Early Literacy Research Library (ELRL) - Article

Early Childhood Learning and the Pediatrician: A Qualitative Study Among Diverse, Low-Income Caregivers

Steinberg, J.R., Bruce, J.S., Marin-Nevarez, P., Phan, K., Merrell, S.B., Chamberlain, L.J. (2018) Early Childhood Learning and the Pediatrician: A Qualitative Study Among Diverse, Low-Income Caregivers. Journal of Developmental & Behavioral Pediatrics, 39(5), 376-386.,

Access: Institutional Access

Publication year


study description

Exploratory, community-engaged, qualitative study.

core topic(s)

Early Literacy , Pediatric Primary Care

Population Characteristics

Medical Providers , Poverty/Low-Income , Toddler/Preschool

Exposures, Outcomes, Other

Community , Libraries and Public Resources , Parent Knowledge, Attitudes, and Beliefs , Provider Behaviors and Skills , School Readiness and Educational Outcomes


This study examined caregivers’ perceptions of ECL (early childhood learning), the role of the pediatrician and pediatric office, and the use of community-based ECL resources among diverse, low-income caregivers whose children were not enrolled in preschool.


Early childhood learning (ECL).

outcomes evaluated

Caregiver perceptions of ECL.


Participants were recruited from low income communities and neighborhoods throughout 2 adjoining counties.


Using community-engaged strategies, caregivers were recruited to participate in in-depth focus groups (FGs). Demographic and FG data were collected in English, Spanish, and Vietnamese. Qualitative data were analyzed with iterative transcript based coding and theme analysis.

sample size

n=12 (focus groups); n=69 (caregivers total); n=46 (mothers); n=8 (fathers); n=15 (grandparents)


Measure of Home ECL: focus groups led by semistructured FG guide was iteratively developed with stakeholder input, sample questions:

    • Please introduce yourself, first name only, and describe how you most enjoy spending time with your child.
    • Can you describe the role of a parent in the life of a young child?
    • Could you please describe the characteristics of a child who is ready for kindergarten
    • Could you tell me what parents can do to help prepare their children for kindergarten?
    • Please describe some of the barriers you or other families in your community face when trying to prepare children for kindergarten.
    • Please describe how, if at all, you think a pediatrician (or other pediatric provider such as a nurse or case manager) could help you prepare your child to be ready for kindergarten.

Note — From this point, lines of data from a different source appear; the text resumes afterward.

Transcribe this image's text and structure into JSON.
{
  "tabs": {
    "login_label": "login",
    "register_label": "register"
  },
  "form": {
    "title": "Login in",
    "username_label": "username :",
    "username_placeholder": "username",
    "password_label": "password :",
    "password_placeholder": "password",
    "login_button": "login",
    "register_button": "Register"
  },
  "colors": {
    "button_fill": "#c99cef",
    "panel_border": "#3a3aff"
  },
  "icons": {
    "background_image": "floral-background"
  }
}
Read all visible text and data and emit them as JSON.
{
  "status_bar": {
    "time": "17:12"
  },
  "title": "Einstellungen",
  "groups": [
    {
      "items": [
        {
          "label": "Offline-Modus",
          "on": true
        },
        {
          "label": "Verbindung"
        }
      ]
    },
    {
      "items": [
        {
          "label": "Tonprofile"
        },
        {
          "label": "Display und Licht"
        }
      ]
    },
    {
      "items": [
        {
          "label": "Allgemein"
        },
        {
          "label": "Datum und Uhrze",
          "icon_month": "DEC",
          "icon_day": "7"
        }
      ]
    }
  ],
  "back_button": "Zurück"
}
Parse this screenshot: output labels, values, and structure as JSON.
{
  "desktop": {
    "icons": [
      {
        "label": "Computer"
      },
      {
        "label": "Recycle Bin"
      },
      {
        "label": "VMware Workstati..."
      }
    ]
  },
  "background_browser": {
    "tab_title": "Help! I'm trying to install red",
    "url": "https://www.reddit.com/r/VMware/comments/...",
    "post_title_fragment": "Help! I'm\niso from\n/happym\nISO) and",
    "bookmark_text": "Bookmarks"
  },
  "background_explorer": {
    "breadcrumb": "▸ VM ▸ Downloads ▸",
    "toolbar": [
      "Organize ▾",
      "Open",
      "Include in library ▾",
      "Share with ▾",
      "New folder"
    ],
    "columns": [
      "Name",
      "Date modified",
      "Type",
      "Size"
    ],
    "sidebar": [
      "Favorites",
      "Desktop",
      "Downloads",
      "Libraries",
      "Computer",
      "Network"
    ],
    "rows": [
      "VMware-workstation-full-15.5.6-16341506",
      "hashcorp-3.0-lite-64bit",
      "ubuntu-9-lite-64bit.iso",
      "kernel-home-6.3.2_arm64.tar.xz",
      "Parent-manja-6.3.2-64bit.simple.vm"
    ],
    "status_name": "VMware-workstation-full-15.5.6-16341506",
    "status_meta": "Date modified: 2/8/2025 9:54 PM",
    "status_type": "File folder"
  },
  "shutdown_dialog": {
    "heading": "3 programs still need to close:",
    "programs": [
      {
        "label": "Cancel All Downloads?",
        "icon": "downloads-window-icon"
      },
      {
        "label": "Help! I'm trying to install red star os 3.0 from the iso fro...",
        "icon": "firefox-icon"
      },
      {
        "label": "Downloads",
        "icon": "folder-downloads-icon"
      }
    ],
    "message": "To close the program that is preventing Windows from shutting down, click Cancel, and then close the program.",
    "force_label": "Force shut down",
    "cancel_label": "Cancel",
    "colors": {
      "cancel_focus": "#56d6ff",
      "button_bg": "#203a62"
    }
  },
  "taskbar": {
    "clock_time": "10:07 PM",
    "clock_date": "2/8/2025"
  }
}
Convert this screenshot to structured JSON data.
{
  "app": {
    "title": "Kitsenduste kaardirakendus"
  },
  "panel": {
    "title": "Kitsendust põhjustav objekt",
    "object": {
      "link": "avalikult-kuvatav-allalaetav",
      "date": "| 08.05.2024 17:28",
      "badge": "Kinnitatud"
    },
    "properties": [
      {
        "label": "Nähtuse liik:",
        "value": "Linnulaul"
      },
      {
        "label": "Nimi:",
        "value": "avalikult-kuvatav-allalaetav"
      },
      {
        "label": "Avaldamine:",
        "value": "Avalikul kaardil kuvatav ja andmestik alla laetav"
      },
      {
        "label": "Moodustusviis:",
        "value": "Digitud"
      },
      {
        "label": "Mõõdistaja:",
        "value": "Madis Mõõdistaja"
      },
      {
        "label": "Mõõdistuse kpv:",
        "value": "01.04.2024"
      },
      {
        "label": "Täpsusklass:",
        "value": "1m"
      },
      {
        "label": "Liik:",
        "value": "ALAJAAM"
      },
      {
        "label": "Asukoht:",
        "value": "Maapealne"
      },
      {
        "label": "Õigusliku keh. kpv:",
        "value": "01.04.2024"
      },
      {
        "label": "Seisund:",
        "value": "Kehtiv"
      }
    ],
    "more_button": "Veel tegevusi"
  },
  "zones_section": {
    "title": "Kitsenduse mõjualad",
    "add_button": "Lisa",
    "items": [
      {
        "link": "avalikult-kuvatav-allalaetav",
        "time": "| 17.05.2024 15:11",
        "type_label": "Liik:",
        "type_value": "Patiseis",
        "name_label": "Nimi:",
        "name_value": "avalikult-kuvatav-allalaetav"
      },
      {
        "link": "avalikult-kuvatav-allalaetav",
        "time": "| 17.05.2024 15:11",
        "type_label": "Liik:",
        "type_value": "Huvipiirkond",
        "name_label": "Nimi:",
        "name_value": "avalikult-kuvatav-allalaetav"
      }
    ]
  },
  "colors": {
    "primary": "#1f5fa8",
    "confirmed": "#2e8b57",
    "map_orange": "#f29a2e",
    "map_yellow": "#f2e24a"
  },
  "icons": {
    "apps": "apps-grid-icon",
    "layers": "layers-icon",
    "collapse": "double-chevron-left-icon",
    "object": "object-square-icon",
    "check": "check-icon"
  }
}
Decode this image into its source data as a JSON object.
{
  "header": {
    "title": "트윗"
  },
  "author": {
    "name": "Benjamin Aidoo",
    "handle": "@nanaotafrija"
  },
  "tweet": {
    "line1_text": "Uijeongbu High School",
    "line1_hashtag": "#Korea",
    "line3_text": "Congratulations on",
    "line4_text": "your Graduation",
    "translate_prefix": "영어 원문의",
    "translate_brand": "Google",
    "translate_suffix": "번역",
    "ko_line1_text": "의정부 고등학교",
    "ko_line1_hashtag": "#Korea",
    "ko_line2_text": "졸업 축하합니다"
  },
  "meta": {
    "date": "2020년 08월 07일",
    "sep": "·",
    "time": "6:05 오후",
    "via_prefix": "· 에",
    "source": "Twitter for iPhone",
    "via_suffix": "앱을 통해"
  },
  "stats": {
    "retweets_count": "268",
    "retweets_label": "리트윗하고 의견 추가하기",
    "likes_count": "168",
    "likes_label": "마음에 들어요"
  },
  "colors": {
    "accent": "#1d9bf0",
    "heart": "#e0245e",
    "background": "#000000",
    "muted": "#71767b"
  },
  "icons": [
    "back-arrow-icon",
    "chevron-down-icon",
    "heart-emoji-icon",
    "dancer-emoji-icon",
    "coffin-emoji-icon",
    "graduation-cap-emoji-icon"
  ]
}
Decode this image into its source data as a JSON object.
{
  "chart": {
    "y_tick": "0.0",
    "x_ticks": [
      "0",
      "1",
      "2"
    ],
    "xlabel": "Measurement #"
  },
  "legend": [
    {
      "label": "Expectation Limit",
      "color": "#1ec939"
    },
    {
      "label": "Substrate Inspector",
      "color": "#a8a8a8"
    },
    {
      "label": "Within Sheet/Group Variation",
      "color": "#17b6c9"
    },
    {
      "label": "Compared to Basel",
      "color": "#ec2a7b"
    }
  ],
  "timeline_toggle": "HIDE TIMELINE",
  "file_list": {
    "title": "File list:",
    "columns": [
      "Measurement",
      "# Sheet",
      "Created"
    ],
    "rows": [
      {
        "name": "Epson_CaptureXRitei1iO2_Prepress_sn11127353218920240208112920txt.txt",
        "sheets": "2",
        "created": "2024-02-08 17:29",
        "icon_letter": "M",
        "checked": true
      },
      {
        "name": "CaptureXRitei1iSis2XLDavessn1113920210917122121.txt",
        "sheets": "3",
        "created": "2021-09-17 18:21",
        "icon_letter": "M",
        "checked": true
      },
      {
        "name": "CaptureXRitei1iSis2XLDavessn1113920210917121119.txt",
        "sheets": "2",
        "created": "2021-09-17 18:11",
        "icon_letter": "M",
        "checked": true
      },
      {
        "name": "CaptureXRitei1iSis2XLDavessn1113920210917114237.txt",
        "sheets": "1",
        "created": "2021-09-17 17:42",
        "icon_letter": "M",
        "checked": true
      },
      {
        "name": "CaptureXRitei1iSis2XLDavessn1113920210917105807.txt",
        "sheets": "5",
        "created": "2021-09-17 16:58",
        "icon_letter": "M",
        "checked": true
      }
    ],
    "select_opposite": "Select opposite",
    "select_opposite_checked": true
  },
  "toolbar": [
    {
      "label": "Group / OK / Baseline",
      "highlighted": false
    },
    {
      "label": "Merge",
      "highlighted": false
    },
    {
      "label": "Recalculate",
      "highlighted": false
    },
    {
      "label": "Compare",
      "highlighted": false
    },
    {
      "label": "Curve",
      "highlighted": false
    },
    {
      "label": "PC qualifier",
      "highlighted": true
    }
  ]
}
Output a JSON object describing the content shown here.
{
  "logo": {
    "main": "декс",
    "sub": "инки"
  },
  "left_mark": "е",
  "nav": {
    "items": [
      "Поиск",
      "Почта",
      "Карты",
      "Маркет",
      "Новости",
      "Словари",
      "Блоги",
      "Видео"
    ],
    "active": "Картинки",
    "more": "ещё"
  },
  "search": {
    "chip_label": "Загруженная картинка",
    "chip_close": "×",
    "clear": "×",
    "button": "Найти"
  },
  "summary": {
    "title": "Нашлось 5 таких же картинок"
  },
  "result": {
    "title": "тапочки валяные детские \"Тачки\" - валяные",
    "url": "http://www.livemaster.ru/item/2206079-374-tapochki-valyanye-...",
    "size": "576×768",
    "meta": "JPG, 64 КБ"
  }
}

Additional Measure: anonymous survey with questions regarding demographic characteristics and their home ECL practices, adapted from the California Health Interview Survey and the US Census Bureau with input from community stakeholders.


From June 2015 to August 2015, 69 low-income mothers (n 5 46), fathers (n 5 8), and grandparents (n 5 15) from African-American (33%), Latino (32%), and Vietnamese (35%) communities participated in 12 FGs. Caregivers across groups wanted pediatricians to act as ECL experts and to provide ECL services. Caregivers valued ECL, especially when delivered by trusted sources. Utilization and perception of community ECL resources varied among groups. The greatest variation included different preferences for resource setting, accessibility, and acceptability, especially cultural acceptability. Each individual and groups’ unique, and occasionally adverse, experiences and financial and logistical considerations informed ECL preferences.


This exploratory study brings forth diverse caregivers’ perspectives regarding the role of pediatricians in ECL and their desire for pediatricians to be an access point for high-quality, affordable ECL services. Caregivers’ preferences regarding ECL programming may inform clinic-based pediatric ECL programming.


First, there were limited recruitment venues for 3 Vietnamese focus groups (FGs) and the 2 Latino FGs coordinated with the assistance of community organizations that served limited neighborhoods. We attempted to compensate for this limited recruitment by widely distributing outreach materials among diverse organizations for other Vietnamese and Latino FGs. Second, FG settings can discourage candid conversations about sensitive topics (i.e., immigration status or finances). Despite this limitation, we encouraged open discussions and relied on community cofacilitators to ensure a safe FG environment. Finally, data on the pediatric clinic type that caregivers attended were not addressed as part of this study. The study therefore does not include how the implementation of ECL programming may vary by pediatric clinic type and structure or how caregivers’ pediatric experiences may have varied with clinic type.